The Opening Position
Diagram 1 shows the opening position with the points numbered from Black's point-of-view. Refer back to this diagram in the discussion that follows.
Basic Opening Goals
Correct opening play is dominated by a few key goals. In no particular order, here they are:
- Advance the back men. In the starting position, you (Black) have one big strategic weakness: your back men (the two checkers on the 24-point in Diagram 1) are a long way from the rest of your little army, which forms a little group from the 6-point to the 13-point. That's a big problem, and you have to address it as soon as possible. One way to address the problem is to try to run your back checkers as far as possible into the outfield (points 14, 15, 16, and 18); a second (and more practical) way is to move the back checkers up a bit and try to make a defensive point that can't easily be blocked. This is called an advanced anchor, and making an advanced anchor before your opponent usually guarantees you a solid edge. The best points for this purpose are the 18, 20, and 21-points. From a good anchor, your back men are ready to make a leap to safety when a good opportunity arises.
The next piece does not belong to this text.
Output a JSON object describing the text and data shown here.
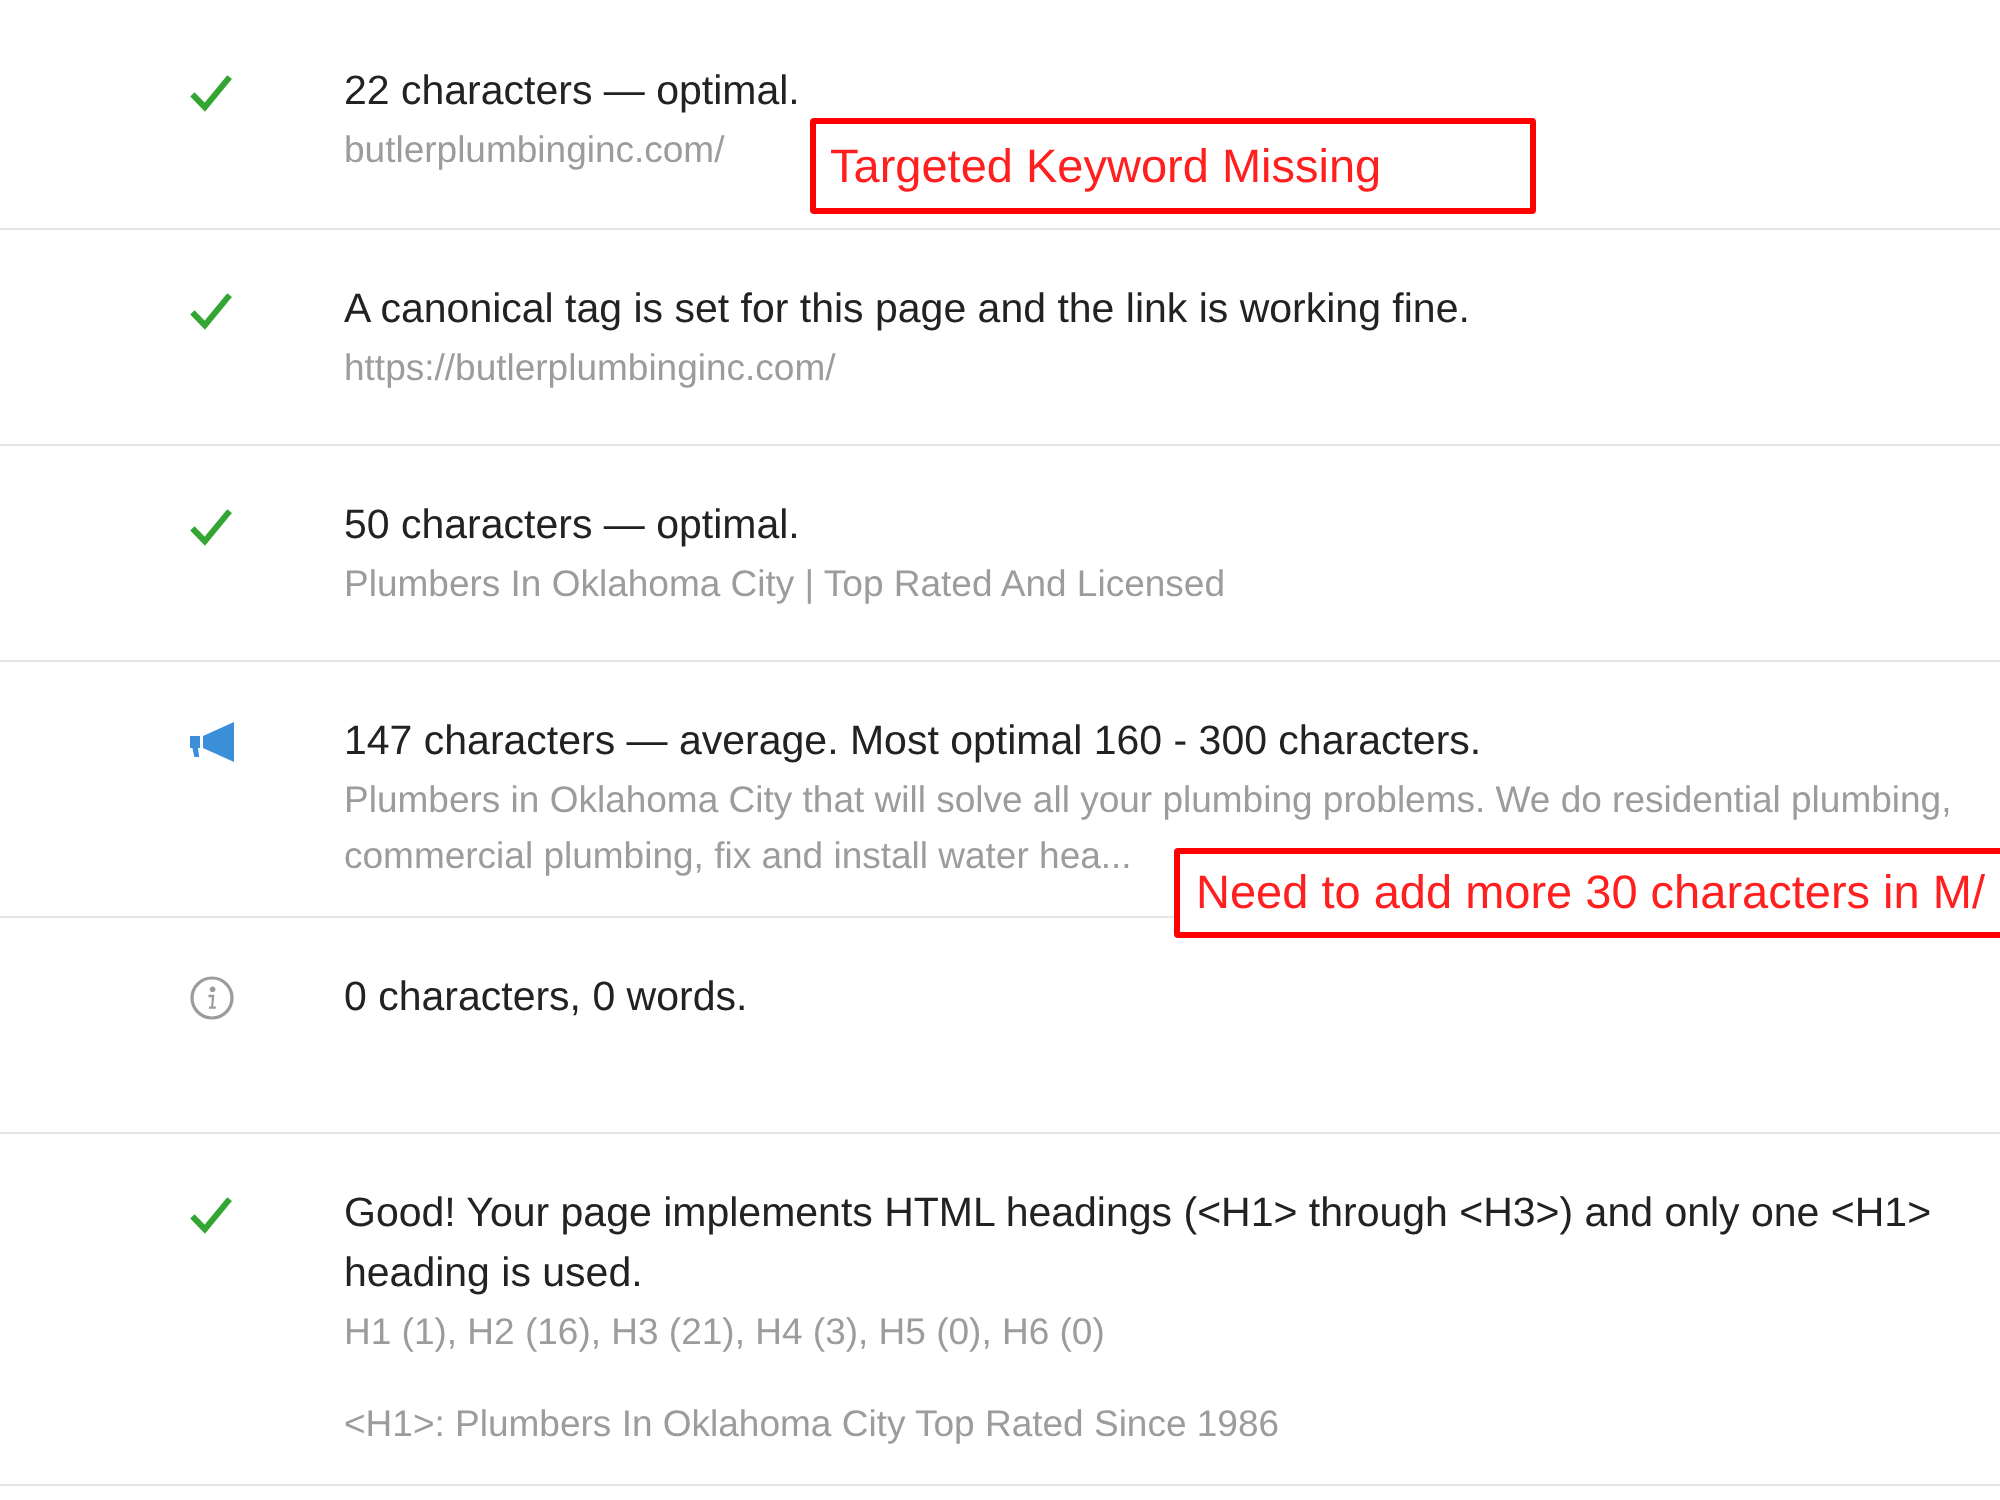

- Block your opponent's back men. Your opponent (White) has the same goals as you. Thwarting his goals is just as important as advancing your own. So making key blocking points (Black's 5-point, 7-point, and 4-point in the diagram) are a high priority. The more blocking points you make, the less chance White has to mobilize his back men on your 1-point.
- Prepare to block your opponent's back men. There are only a few rolls that actually make a blocking point on the opening rolls, so bringing down builders from the midpoint is a way of creating more blocking rolls on subsequent turns. This strategy is double-edged, since these builders will usually be unprotected blots, subject to being hit with a lucky throw.
- Hit your opponent's men. Backgammon is basically a race. If you can hit one of your opponent's men, sending him back while gaining ground yourself, it's usually critical to do so. Hitting is so strong that it's unusual for a hitting play in the opening to be a major error. Of course, neither side has a blot in the opening position, so hitting only comes into play on later rolls.
- Unstack. Theoretically, the ideal number of checkers on a point is three: two to hold the point, and one to serve as a builder for additional points. In the opening position, however, you have five checkers each on your 6-point and your 13-point (midpoint). We call these heavy concentration of checkers stacks, and they're strategic weaknesses, because the extra checkers on the points do no extra work. Activating these extra checkers is a key goal.
- Create problems for your opponent. If you're choosing between two plays, and you think the plays are about equivalent objectively, choose the play that presents your opponent with more difficult choices.
Next time: How to play the build-or-split rolls